-- WHAT THE EXERCISE ASKS --
For each line in the material below that holds "round", copy that line.

-- RECORDS TO USE --
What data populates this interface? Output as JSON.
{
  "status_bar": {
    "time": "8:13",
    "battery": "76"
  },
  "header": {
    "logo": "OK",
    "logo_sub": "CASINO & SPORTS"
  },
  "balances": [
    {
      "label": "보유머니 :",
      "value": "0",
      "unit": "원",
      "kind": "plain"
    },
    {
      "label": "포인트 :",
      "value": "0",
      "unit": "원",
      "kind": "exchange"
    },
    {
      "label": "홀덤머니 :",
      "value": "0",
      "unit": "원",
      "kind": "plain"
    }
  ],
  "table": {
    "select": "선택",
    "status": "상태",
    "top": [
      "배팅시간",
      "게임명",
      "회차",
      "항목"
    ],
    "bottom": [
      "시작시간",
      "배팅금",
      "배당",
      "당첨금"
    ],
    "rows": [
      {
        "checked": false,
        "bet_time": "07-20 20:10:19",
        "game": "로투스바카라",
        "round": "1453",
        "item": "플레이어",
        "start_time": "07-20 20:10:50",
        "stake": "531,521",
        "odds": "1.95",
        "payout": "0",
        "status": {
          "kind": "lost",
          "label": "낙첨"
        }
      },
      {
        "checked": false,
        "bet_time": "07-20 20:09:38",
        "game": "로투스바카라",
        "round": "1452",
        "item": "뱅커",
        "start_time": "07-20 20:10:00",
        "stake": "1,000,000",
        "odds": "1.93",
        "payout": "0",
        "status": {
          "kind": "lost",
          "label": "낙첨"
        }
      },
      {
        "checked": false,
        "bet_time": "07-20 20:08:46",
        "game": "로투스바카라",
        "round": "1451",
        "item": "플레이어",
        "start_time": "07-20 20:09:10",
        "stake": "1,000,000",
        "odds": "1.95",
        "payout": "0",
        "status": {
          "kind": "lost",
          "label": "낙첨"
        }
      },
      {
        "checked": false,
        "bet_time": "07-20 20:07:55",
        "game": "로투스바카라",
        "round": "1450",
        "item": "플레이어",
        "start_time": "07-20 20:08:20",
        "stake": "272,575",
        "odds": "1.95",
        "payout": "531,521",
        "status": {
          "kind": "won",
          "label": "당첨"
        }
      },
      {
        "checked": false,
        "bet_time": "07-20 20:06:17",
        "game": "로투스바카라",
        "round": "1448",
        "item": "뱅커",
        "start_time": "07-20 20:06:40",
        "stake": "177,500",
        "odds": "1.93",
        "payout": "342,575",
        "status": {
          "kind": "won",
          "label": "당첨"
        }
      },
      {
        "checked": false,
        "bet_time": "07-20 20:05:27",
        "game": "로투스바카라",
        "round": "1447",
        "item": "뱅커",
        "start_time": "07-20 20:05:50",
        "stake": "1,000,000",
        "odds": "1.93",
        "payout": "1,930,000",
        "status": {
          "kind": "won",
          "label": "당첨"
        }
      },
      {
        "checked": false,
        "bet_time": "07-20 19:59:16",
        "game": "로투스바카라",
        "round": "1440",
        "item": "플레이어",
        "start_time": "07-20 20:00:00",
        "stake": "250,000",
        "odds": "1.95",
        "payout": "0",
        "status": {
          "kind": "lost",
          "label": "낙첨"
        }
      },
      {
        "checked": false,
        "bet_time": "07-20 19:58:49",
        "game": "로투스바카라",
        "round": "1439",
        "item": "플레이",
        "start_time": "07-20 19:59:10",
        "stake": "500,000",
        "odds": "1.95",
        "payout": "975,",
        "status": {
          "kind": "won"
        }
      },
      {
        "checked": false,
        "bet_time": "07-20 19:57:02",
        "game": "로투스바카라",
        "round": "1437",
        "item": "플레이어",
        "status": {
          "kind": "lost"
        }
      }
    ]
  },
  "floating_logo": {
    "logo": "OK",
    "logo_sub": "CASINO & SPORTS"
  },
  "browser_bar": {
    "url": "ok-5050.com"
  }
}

-- ANSWER BOX --
        "round": "1453",
        "round": "1452",
        "round": "1451",
        "round": "1450",
        "round": "1448",
        "round": "1447",
        "round": "1440",
        "round": "1439",
        "round": "1437",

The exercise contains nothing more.